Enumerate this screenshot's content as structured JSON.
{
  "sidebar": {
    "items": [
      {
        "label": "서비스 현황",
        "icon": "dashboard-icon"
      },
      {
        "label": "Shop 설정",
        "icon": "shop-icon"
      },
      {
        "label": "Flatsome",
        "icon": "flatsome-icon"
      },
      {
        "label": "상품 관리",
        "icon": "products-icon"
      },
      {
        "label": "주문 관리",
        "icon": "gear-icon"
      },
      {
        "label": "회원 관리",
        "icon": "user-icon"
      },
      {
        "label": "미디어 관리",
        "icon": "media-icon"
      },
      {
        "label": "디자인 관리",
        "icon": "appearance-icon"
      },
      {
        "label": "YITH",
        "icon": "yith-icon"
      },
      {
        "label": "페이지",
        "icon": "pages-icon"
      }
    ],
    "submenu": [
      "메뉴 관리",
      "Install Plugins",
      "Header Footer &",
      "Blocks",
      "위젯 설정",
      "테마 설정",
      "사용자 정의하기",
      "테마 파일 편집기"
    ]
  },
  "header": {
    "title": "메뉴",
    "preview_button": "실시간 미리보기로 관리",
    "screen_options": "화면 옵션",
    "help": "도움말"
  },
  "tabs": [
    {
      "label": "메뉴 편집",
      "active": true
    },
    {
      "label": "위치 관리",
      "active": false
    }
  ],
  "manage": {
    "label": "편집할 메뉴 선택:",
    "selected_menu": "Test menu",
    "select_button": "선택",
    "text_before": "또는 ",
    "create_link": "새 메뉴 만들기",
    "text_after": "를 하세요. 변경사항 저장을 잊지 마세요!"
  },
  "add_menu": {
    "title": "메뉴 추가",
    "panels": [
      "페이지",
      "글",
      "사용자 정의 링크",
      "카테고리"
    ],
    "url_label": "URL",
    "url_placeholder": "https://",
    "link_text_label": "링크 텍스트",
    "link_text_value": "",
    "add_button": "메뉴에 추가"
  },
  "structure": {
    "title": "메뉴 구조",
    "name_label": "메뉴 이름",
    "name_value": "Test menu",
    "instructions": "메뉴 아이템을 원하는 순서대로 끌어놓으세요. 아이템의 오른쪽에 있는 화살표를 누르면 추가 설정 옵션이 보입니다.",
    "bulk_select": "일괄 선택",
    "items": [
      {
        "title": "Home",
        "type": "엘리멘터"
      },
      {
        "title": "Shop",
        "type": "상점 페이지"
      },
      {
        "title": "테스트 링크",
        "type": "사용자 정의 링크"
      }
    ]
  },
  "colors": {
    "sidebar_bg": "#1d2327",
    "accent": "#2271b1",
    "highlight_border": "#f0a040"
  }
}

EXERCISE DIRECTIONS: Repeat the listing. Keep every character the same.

SOLUTION BELOW:
Enumerate this screenshot's content as structured JSON.
{
  "sidebar": {
    "items": [
      {
        "label": "서비스 현황",
        "icon": "dashboard-icon"
      },
      {
        "label": "Shop 설정",
        "icon": "shop-icon"
      },
      {
        "label": "Flatsome",
        "icon": "flatsome-icon"
      },
      {
        "label": "상품 관리",
        "icon": "products-icon"
      },
      {
        "label": "주문 관리",
        "icon": "gear-icon"
      },
      {
        "label": "회원 관리",
        "icon": "user-icon"
      },
      {
        "label": "미디어 관리",
        "icon": "media-icon"
      },
      {
        "label": "디자인 관리",
        "icon": "appearance-icon"
      },
      {
        "label": "YITH",
        "icon": "yith-icon"
      },
      {
        "label": "페이지",
        "icon": "pages-icon"
      }
    ],
    "submenu": [
      "메뉴 관리",
      "Install Plugins",
      "Header Footer &",
      "Blocks",
      "위젯 설정",
      "테마 설정",
      "사용자 정의하기",
      "테마 파일 편집기"
    ]
  },
  "header": {
    "title": "메뉴",
    "preview_button": "실시간 미리보기로 관리",
    "screen_options": "화면 옵션",
    "help": "도움말"
  },
  "tabs": [
    {
      "label": "메뉴 편집",
      "active": true
    },
    {
      "label": "위치 관리",
      "active": false
    }
  ],
  "manage": {
    "label": "편집할 메뉴 선택:",
    "selected_menu": "Test menu",
    "select_button": "선택",
    "text_before": "또는 ",
    "create_link": "새 메뉴 만들기",
    "text_after": "를 하세요. 변경사항 저장을 잊지 마세요!"
  },
  "add_menu": {
    "title": "메뉴 추가",
    "panels": [
      "페이지",
      "글",
      "사용자 정의 링크",
      "카테고리"
    ],
    "url_label": "URL",
    "url_placeholder": "https://",
    "link_text_label": "링크 텍스트",
    "link_text_value": "",
    "add_button": "메뉴에 추가"
  },
  "structure": {
    "title": "메뉴 구조",
    "name_label": "메뉴 이름",
    "name_value": "Test menu",
    "instructions": "메뉴 아이템을 원하는 순서대로 끌어놓으세요. 아이템의 오른쪽에 있는 화살표를 누르면 추가 설정 옵션이 보입니다.",
    "bulk_select": "일괄 선택",
    "items": [
      {
        "title": "Home",
        "type": "엘리멘터"
      },
      {
        "title": "Shop",
        "type": "상점 페이지"
      },
      {
        "title": "테스트 링크",
        "type": "사용자 정의 링크"
      }
    ]
  },
  "colors": {
    "sidebar_bg": "#1d2327",
    "accent": "#2271b1",
    "highlight_border": "#f0a040"
  }
}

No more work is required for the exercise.